[WORK TO COMPLETE] The records that follow are to be repeated exactly, in full.

═════ EXERCISE DATA ═════

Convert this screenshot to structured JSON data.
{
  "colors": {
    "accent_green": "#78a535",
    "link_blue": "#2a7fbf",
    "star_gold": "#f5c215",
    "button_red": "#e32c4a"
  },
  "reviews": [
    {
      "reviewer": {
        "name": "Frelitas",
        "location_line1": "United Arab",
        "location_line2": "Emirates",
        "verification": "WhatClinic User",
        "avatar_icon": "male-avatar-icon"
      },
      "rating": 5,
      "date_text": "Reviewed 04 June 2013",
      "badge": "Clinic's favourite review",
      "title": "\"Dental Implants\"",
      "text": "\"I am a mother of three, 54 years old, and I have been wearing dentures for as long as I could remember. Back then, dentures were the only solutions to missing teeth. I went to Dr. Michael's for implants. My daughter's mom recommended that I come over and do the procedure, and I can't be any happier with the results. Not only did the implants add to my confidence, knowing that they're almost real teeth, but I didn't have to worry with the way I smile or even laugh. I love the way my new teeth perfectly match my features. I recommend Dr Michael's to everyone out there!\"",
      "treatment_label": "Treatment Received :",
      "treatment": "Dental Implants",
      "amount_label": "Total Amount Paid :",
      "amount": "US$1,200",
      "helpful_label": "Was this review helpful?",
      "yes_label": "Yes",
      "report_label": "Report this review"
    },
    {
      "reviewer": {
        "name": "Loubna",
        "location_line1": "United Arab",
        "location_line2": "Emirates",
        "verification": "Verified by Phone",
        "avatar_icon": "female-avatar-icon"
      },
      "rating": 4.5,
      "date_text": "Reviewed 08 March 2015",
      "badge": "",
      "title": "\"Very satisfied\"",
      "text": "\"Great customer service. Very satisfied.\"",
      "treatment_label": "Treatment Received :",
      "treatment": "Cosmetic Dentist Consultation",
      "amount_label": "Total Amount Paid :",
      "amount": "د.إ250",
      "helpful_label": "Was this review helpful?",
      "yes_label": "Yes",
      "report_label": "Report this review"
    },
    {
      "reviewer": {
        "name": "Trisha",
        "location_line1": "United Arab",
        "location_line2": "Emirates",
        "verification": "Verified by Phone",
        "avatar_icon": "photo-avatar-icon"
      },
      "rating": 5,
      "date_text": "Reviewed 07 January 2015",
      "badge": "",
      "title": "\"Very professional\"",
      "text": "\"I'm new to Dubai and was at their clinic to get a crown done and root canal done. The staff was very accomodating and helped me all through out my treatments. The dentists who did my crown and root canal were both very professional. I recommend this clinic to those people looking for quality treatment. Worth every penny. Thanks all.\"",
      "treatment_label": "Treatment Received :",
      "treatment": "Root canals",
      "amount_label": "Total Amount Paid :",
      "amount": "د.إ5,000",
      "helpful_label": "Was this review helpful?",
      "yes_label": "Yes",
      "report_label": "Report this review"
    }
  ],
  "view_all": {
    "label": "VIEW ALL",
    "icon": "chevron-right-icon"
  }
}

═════

[REPLY]
Convert this screenshot to structured JSON data.
{
  "colors": {
    "accent_green": "#78a535",
    "link_blue": "#2a7fbf",
    "star_gold": "#f5c215",
    "button_red": "#e32c4a"
  },
  "reviews": [
    {
      "reviewer": {
        "name": "Frelitas",
        "location_line1": "United Arab",
        "location_line2": "Emirates",
        "verification": "WhatClinic User",
        "avatar_icon": "male-avatar-icon"
      },
      "rating": 5,
      "date_text": "Reviewed 04 June 2013",
      "badge": "Clinic's favourite review",
      "title": "\"Dental Implants\"",
      "text": "\"I am a mother of three, 54 years old, and I have been wearing dentures for as long as I could remember. Back then, dentures were the only solutions to missing teeth. I went to Dr. Michael's for implants. My daughter's mom recommended that I come over and do the procedure, and I can't be any happier with the results. Not only did the implants add to my confidence, knowing that they're almost real teeth, but I didn't have to worry with the way I smile or even laugh. I love the way my new teeth perfectly match my features. I recommend Dr Michael's to everyone out there!\"",
      "treatment_label": "Treatment Received :",
      "treatment": "Dental Implants",
      "amount_label": "Total Amount Paid :",
      "amount": "US$1,200",
      "helpful_label": "Was this review helpful?",
      "yes_label": "Yes",
      "report_label": "Report this review"
    },
    {
      "reviewer": {
        "name": "Loubna",
        "location_line1": "United Arab",
        "location_line2": "Emirates",
        "verification": "Verified by Phone",
        "avatar_icon": "female-avatar-icon"
      },
      "rating": 4.5,
      "date_text": "Reviewed 08 March 2015",
      "badge": "",
      "title": "\"Very satisfied\"",
      "text": "\"Great customer service. Very satisfied.\"",
      "treatment_label": "Treatment Received :",
      "treatment": "Cosmetic Dentist Consultation",
      "amount_label": "Total Amount Paid :",
      "amount": "د.إ250",
      "helpful_label": "Was this review helpful?",
      "yes_label": "Yes",
      "report_label": "Report this review"
    },
    {
      "reviewer": {
        "name": "Trisha",
        "location_line1": "United Arab",
        "location_line2": "Emirates",
        "verification": "Verified by Phone",
        "avatar_icon": "photo-avatar-icon"
      },
      "rating": 5,
      "date_text": "Reviewed 07 January 2015",
      "badge": "",
      "title": "\"Very professional\"",
      "text": "\"I'm new to Dubai and was at their clinic to get a crown done and root canal done. The staff was very accomodating and helped me all through out my treatments. The dentists who did my crown and root canal were both very professional. I recommend this clinic to those people looking for quality treatment. Worth every penny. Thanks all.\"",
      "treatment_label": "Treatment Received :",
      "treatment": "Root canals",
      "amount_label": "Total Amount Paid :",
      "amount": "د.إ5,000",
      "helpful_label": "Was this review helpful?",
      "yes_label": "Yes",
      "report_label": "Report this review"
    }
  ],
  "view_all": {
    "label": "VIEW ALL",
    "icon": "chevron-right-icon"
  }
}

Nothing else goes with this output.